Say how many lines below contain the word "this". The number is the entire reply.

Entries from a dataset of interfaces
##########
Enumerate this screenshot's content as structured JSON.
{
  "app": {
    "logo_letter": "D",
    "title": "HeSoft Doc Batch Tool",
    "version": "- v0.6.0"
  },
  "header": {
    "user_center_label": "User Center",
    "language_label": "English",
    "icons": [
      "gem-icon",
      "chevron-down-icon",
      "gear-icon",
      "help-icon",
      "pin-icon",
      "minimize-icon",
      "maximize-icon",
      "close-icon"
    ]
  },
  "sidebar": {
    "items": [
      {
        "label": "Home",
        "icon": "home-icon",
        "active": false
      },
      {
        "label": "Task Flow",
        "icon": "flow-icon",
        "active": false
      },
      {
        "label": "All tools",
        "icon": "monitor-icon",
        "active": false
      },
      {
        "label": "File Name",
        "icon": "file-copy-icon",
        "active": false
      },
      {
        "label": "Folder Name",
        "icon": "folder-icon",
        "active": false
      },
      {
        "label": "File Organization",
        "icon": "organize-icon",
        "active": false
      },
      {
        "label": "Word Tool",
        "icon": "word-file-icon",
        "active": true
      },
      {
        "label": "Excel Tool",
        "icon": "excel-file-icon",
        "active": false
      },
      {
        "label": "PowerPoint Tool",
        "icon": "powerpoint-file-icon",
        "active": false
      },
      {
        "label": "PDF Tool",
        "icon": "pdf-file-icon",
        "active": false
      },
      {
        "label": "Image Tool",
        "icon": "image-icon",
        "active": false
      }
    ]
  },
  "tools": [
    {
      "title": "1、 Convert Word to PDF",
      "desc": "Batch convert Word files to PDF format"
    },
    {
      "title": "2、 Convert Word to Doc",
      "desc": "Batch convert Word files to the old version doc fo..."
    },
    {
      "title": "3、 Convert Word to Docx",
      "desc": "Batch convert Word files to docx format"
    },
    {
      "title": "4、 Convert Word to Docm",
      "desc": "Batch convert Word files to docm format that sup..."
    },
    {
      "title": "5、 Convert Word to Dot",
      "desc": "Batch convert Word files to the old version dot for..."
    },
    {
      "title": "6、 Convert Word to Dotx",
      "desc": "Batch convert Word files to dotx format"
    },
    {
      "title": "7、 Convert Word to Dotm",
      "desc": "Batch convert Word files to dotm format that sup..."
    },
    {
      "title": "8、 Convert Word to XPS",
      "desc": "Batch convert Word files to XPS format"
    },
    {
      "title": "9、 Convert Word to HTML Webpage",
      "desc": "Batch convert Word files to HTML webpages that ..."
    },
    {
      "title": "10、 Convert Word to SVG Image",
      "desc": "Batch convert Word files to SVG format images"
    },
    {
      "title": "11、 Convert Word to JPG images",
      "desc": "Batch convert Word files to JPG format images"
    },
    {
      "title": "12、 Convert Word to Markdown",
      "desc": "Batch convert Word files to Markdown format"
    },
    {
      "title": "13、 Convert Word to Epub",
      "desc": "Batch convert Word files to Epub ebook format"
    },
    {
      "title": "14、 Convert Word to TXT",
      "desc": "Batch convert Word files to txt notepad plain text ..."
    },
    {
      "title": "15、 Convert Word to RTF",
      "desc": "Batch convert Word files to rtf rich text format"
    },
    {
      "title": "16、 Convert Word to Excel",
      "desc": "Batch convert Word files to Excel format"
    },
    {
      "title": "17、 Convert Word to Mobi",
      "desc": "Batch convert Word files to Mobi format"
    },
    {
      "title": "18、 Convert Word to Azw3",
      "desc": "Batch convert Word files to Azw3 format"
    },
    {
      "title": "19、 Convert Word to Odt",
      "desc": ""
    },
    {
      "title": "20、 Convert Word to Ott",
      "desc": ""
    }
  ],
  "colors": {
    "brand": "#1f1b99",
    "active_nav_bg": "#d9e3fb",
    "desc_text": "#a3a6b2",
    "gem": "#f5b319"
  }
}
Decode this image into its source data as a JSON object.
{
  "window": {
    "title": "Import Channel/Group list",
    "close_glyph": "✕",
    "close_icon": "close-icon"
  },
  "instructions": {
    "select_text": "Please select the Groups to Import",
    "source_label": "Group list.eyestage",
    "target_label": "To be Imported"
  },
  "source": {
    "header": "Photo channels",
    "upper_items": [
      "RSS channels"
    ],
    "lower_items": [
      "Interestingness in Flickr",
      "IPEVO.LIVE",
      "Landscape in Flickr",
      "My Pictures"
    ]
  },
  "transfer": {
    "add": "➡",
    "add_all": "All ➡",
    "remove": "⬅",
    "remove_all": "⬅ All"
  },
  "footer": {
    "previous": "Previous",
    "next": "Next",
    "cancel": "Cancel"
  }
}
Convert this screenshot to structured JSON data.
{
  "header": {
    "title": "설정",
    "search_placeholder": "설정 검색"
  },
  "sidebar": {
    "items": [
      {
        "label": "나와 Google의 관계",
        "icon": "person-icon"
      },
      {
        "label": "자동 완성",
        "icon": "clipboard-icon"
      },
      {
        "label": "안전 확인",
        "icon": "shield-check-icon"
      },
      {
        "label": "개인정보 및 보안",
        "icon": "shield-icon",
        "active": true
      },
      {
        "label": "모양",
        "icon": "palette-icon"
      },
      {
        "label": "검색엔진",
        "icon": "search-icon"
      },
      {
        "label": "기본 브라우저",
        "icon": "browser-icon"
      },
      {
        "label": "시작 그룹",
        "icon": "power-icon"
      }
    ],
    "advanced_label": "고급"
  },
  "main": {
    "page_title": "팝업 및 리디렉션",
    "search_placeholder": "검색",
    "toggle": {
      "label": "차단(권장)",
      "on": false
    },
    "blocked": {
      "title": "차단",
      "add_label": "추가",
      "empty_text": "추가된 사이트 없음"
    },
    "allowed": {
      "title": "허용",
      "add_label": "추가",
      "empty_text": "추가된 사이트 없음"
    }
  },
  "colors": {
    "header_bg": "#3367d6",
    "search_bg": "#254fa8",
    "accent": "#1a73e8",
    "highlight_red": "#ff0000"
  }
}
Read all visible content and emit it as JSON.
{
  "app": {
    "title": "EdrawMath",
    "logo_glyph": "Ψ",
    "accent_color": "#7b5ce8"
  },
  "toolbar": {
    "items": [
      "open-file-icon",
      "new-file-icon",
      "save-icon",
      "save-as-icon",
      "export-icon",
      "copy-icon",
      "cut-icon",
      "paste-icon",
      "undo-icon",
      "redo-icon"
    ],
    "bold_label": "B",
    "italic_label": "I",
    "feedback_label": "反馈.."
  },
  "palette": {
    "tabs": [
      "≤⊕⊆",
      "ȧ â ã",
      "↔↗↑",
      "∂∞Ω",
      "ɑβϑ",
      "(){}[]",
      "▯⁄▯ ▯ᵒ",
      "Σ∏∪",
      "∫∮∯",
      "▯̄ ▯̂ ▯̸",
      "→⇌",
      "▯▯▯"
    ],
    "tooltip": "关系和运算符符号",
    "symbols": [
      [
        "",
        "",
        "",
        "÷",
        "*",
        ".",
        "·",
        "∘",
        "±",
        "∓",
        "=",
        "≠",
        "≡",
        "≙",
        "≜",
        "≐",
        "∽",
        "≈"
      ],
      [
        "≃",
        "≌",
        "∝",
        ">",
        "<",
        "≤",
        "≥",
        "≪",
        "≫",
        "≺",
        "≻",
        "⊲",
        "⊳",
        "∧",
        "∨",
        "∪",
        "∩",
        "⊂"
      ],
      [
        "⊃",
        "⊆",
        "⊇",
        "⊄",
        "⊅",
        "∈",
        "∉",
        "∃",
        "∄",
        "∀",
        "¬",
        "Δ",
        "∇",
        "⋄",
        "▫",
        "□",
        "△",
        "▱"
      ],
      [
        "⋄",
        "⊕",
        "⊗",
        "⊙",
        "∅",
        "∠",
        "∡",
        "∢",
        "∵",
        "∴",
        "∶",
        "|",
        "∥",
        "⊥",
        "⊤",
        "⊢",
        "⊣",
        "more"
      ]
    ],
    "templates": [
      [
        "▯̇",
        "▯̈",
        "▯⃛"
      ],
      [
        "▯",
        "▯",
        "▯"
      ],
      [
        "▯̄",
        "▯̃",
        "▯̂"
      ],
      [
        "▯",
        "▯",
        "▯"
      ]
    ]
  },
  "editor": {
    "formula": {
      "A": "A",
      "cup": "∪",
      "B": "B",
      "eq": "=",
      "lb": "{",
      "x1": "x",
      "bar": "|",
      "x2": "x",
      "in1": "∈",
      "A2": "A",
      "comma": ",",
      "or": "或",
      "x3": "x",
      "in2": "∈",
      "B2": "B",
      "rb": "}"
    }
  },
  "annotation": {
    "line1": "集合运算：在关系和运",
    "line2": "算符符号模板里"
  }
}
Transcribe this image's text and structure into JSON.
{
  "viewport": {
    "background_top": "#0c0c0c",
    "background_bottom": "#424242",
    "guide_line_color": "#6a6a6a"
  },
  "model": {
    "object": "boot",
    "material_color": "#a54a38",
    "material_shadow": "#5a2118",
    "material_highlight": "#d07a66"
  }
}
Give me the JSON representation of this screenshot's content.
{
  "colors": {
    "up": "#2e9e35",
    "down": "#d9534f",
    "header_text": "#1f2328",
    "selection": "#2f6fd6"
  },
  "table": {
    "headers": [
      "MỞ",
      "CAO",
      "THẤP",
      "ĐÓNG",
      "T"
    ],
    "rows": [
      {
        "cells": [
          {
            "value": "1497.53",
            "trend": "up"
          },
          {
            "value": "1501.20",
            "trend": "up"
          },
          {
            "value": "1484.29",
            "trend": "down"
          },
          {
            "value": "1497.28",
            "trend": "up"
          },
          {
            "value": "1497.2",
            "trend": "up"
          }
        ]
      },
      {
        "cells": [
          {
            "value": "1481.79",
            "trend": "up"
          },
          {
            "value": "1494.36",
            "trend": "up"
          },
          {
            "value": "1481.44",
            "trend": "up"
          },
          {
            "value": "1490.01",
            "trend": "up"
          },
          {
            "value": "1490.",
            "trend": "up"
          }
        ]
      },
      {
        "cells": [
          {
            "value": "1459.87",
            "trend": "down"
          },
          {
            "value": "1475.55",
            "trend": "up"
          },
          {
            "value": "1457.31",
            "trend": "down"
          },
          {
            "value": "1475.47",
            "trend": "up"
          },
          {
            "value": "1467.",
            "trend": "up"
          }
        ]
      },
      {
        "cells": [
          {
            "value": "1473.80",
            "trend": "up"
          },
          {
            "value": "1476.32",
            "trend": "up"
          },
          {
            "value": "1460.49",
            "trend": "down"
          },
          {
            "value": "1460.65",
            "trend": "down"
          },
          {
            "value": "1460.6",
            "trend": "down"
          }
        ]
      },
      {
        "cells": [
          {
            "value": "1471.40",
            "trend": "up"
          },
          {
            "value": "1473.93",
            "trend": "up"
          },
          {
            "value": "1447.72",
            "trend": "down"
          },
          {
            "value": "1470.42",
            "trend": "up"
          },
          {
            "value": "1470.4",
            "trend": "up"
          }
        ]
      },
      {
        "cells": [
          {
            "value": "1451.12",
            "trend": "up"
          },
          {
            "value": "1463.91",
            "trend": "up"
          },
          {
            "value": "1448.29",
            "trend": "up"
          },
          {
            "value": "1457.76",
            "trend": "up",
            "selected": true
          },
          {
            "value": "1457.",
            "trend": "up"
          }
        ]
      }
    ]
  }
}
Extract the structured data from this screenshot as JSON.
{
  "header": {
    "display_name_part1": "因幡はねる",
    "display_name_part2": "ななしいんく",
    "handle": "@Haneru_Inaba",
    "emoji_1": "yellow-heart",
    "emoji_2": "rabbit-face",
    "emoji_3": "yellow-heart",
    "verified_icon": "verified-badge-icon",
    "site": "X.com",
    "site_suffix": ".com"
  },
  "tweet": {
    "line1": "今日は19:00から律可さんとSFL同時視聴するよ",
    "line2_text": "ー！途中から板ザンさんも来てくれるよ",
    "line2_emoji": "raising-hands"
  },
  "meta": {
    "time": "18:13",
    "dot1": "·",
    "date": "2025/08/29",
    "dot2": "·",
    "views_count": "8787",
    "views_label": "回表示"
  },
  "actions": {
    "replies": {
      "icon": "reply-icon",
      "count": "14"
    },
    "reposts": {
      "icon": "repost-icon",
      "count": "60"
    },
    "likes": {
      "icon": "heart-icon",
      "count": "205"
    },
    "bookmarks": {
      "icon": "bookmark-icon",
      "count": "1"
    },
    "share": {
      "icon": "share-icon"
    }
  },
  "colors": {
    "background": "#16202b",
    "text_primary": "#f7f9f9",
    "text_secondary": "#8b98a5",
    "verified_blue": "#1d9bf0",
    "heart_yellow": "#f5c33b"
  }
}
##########
## Written response
6